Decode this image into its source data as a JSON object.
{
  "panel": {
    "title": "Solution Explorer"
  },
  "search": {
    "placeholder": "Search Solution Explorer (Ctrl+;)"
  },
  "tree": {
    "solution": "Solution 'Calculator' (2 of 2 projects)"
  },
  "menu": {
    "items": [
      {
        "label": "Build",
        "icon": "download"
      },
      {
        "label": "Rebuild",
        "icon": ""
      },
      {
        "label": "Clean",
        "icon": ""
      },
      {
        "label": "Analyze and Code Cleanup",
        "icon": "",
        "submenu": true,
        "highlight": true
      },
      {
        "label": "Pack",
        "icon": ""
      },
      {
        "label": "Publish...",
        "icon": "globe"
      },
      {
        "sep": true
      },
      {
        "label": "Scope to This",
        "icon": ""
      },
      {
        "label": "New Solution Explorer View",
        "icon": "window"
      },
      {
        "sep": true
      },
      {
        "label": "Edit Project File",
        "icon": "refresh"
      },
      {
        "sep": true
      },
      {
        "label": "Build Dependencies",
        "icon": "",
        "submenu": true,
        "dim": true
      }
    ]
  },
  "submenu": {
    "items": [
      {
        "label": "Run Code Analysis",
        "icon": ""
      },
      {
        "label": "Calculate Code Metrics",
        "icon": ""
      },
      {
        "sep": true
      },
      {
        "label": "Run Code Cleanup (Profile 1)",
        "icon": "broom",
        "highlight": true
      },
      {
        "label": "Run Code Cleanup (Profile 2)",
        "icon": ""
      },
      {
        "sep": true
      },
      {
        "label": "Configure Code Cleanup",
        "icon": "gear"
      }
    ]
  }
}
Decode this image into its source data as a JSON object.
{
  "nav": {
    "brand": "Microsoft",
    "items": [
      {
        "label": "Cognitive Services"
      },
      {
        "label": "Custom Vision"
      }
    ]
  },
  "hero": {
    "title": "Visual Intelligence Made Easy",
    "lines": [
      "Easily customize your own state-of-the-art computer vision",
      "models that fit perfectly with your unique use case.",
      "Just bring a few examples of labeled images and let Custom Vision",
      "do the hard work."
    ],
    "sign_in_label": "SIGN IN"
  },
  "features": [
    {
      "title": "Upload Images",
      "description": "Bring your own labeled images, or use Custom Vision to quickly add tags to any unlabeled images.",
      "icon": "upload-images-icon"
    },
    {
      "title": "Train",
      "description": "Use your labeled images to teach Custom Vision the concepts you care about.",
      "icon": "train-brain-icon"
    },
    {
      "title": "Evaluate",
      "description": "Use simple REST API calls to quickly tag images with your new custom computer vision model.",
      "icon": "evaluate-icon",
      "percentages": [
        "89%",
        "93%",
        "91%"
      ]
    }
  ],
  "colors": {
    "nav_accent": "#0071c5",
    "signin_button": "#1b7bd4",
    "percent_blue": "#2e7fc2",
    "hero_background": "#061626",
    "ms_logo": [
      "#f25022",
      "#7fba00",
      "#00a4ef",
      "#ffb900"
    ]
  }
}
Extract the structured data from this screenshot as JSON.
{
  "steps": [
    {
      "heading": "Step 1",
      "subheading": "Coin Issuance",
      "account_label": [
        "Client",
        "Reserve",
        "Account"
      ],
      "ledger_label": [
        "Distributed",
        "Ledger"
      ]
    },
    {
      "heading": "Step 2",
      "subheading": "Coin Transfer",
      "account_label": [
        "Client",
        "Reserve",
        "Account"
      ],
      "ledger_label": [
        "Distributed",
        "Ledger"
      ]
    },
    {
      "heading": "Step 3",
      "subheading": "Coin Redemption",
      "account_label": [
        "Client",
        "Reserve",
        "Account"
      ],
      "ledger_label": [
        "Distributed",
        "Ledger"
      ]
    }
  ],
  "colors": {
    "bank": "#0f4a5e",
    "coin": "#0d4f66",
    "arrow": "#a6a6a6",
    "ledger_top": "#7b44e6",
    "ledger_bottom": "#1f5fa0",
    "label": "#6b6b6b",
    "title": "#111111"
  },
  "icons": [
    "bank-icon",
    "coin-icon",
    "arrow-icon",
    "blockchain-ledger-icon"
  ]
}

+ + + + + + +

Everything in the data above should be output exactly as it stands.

WRITTEN RESPONSE:
Decode this image into its source data as a JSON object.
{
  "panel": {
    "title": "Solution Explorer"
  },
  "search": {
    "placeholder": "Search Solution Explorer (Ctrl+;)"
  },
  "tree": {
    "solution": "Solution 'Calculator' (2 of 2 projects)"
  },
  "menu": {
    "items": [
      {
        "label": "Build",
        "icon": "download"
      },
      {
        "label": "Rebuild",
        "icon": ""
      },
      {
        "label": "Clean",
        "icon": ""
      },
      {
        "label": "Analyze and Code Cleanup",
        "icon": "",
        "submenu": true,
        "highlight": true
      },
      {
        "label": "Pack",
        "icon": ""
      },
      {
        "label": "Publish...",
        "icon": "globe"
      },
      {
        "sep": true
      },
      {
        "label": "Scope to This",
        "icon": ""
      },
      {
        "label": "New Solution Explorer View",
        "icon": "window"
      },
      {
        "sep": true
      },
      {
        "label": "Edit Project File",
        "icon": "refresh"
      },
      {
        "sep": true
      },
      {
        "label": "Build Dependencies",
        "icon": "",
        "submenu": true,
        "dim": true
      }
    ]
  },
  "submenu": {
    "items": [
      {
        "label": "Run Code Analysis",
        "icon": ""
      },
      {
        "label": "Calculate Code Metrics",
        "icon": ""
      },
      {
        "sep": true
      },
      {
        "label": "Run Code Cleanup (Profile 1)",
        "icon": "broom",
        "highlight": true
      },
      {
        "label": "Run Code Cleanup (Profile 2)",
        "icon": ""
      },
      {
        "sep": true
      },
      {
        "label": "Configure Code Cleanup",
        "icon": "gear"
      }
    ]
  }
}
Decode this image into its source data as a JSON object.
{
  "nav": {
    "brand": "Microsoft",
    "items": [
      {
        "label": "Cognitive Services"
      },
      {
        "label": "Custom Vision"
      }
    ]
  },
  "hero": {
    "title": "Visual Intelligence Made Easy",
    "lines": [
      "Easily customize your own state-of-the-art computer vision",
      "models that fit perfectly with your unique use case.",
      "Just bring a few examples of labeled images and let Custom Vision",
      "do the hard work."
    ],
    "sign_in_label": "SIGN IN"
  },
  "features": [
    {
      "title": "Upload Images",
      "description": "Bring your own labeled images, or use Custom Vision to quickly add tags to any unlabeled images.",
      "icon": "upload-images-icon"
    },
    {
      "title": "Train",
      "description": "Use your labeled images to teach Custom Vision the concepts you care about.",
      "icon": "train-brain-icon"
    },
    {
      "title": "Evaluate",
      "description": "Use simple REST API calls to quickly tag images with your new custom computer vision model.",
      "icon": "evaluate-icon",
      "percentages": [
        "89%",
        "93%",
        "91%"
      ]
    }
  ],
  "colors": {
    "nav_accent": "#0071c5",
    "signin_button": "#1b7bd4",
    "percent_blue": "#2e7fc2",
    "hero_background": "#061626",
    "ms_logo": [
      "#f25022",
      "#7fba00",
      "#00a4ef",
      "#ffb900"
    ]
  }
}
Extract the structured data from this screenshot as JSON.
{
  "steps": [
    {
      "heading": "Step 1",
      "subheading": "Coin Issuance",
      "account_label": [
        "Client",
        "Reserve",
        "Account"
      ],
      "ledger_label": [
        "Distributed",
        "Ledger"
      ]
    },
    {
      "heading": "Step 2",
      "subheading": "Coin Transfer",
      "account_label": [
        "Client",
        "Reserve",
        "Account"
      ],
      "ledger_label": [
        "Distributed",
        "Ledger"
      ]
    },
    {
      "heading": "Step 3",
      "subheading": "Coin Redemption",
      "account_label": [
        "Client",
        "Reserve",
        "Account"
      ],
      "ledger_label": [
        "Distributed",
        "Ledger"
      ]
    }
  ],
  "colors": {
    "bank": "#0f4a5e",
    "coin": "#0d4f66",
    "arrow": "#a6a6a6",
    "ledger_top": "#7b44e6",
    "ledger_bottom": "#1f5fa0",
    "label": "#6b6b6b",
    "title": "#111111"
  },
  "icons": [
    "bank-icon",
    "coin-icon",
    "arrow-icon",
    "blockchain-ledger-icon"
  ]
}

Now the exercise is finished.